A cold front sweeping through the South Friday-Saturday will bring storm chances in addition to a big cool down for many.  Isolated severe storms are possible Friday afternoon and Friday evening across Eastern Oklahoma and Texas, as well as in Western Arkansas and Louisiana.


Ahead of the frontal passage Friday there will be ample moisture streaming up from the Gulf. This will help in storm development in addition to providing the possibility for heavy downpours. As of now the Weather Prediction Center has not marked any regions for excessive rainfall associated with this system.

Not only will there be ample moisture but we are also expecting to see building instability ahead of the front. This energy (CAPE) will allow for some isolated strong thunderstorms ahead of the system.

The Storm Prediction Center (SPC) has issued a marginal risk for severe storms for the area in green below. A marginal risk (level 1 out of 5) indicates the potential for isolated severe storms that typically wont persist for a long duration.

The main risk Friday will be damaging straight-line wind gusts in excess of 58 mph, capable of downing trees and power lines, but there is a small risk for an isolated tornado or two as well. The tornado risk (below) covers Southeastern Texas and far Western Louisiana.


By early Friday afternoon the line of heavy showers is expected to be moving east across Texas into Arkansas and Northwester Louisiana with a few stronger storms possible.

Peak heating through the late afternoon should promote a line of heavy rain, with better potential for severe storms toward the southern end of the line.

The severe potential could persist well after sunset in Southern Texas and Louisiana, with a stray severe storm or tornado overnight not out of the question.

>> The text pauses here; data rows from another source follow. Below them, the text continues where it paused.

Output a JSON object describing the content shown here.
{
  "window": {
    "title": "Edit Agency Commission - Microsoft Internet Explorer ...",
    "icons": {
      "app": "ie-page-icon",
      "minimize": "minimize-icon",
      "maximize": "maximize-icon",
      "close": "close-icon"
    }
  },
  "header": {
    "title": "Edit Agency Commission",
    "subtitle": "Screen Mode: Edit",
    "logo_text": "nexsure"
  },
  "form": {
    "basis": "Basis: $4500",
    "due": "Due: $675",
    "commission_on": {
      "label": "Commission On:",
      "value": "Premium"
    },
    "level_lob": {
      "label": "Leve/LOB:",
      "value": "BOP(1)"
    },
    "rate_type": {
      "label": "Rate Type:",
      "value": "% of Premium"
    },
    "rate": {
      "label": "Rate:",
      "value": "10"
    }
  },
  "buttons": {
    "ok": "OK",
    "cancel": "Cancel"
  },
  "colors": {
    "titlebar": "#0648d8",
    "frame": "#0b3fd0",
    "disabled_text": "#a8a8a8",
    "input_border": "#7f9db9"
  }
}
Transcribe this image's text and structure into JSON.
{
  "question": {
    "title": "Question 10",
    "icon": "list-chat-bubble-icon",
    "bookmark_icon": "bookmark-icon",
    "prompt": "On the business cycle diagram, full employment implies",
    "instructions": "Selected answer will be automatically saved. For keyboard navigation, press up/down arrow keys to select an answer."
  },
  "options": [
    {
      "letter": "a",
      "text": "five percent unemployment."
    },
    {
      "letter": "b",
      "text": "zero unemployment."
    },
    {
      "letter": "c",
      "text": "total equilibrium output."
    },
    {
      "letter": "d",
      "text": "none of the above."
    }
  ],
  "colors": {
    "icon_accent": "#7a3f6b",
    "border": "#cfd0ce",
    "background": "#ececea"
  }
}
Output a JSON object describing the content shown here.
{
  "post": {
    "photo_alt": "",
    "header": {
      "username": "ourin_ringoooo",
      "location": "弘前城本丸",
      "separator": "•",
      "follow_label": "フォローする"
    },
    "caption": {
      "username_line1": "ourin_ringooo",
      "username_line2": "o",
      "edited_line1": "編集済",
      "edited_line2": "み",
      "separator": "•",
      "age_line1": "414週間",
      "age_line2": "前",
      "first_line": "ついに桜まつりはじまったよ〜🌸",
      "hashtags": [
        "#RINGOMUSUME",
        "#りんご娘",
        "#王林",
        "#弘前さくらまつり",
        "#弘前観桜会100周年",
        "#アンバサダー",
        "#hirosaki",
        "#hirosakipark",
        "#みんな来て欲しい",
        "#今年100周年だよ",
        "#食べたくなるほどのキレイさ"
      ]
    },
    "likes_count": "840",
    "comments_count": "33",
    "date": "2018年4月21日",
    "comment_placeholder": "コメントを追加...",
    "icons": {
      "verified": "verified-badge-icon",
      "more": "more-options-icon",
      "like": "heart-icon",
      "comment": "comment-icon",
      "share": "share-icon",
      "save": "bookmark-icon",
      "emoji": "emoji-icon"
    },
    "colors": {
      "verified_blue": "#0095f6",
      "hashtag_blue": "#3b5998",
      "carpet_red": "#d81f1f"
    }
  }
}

The cold front will continue to push East during the day on Saturday and as it does it will bring more wet weather, with some isolated thunderstorms possible.

Because this frontal system is expected to move quickly rainfall totals are expected to top out around an inch to two inches in some areas. It is important to note that we can quickly get several inches of rainfall from systems like this if there’s a thunderstorm.



About the author
My name is Caroline, and I’m a sixth-generation Texan, born and raised in Houston who loves nothing more than being outside. I’ve loved weather my entire life and even when I’m off work you can find me checking the radar for intense storms. I graduated from the University of Oklahoma with a BS in Meteorology and minors in both Mathematics and Broadcast Journalism. Before coming to WeatherNat... Load Moreion, I worked at KTUL Channel 8 in Tulsa covering countless tornadoes. I love to volunteer, and I’m a member of the Junior League of Denver. I have a border collie poodle mix named Stormy. She goes everywhere with me! I’m so excited to work at WeatherNation, and I’d love to connect with you! Feel free to find me on Facebook (Meteorologist Caroline Brown), Twitter (@CarolineBrownWX), or Instagram (@CarolineBrownWX).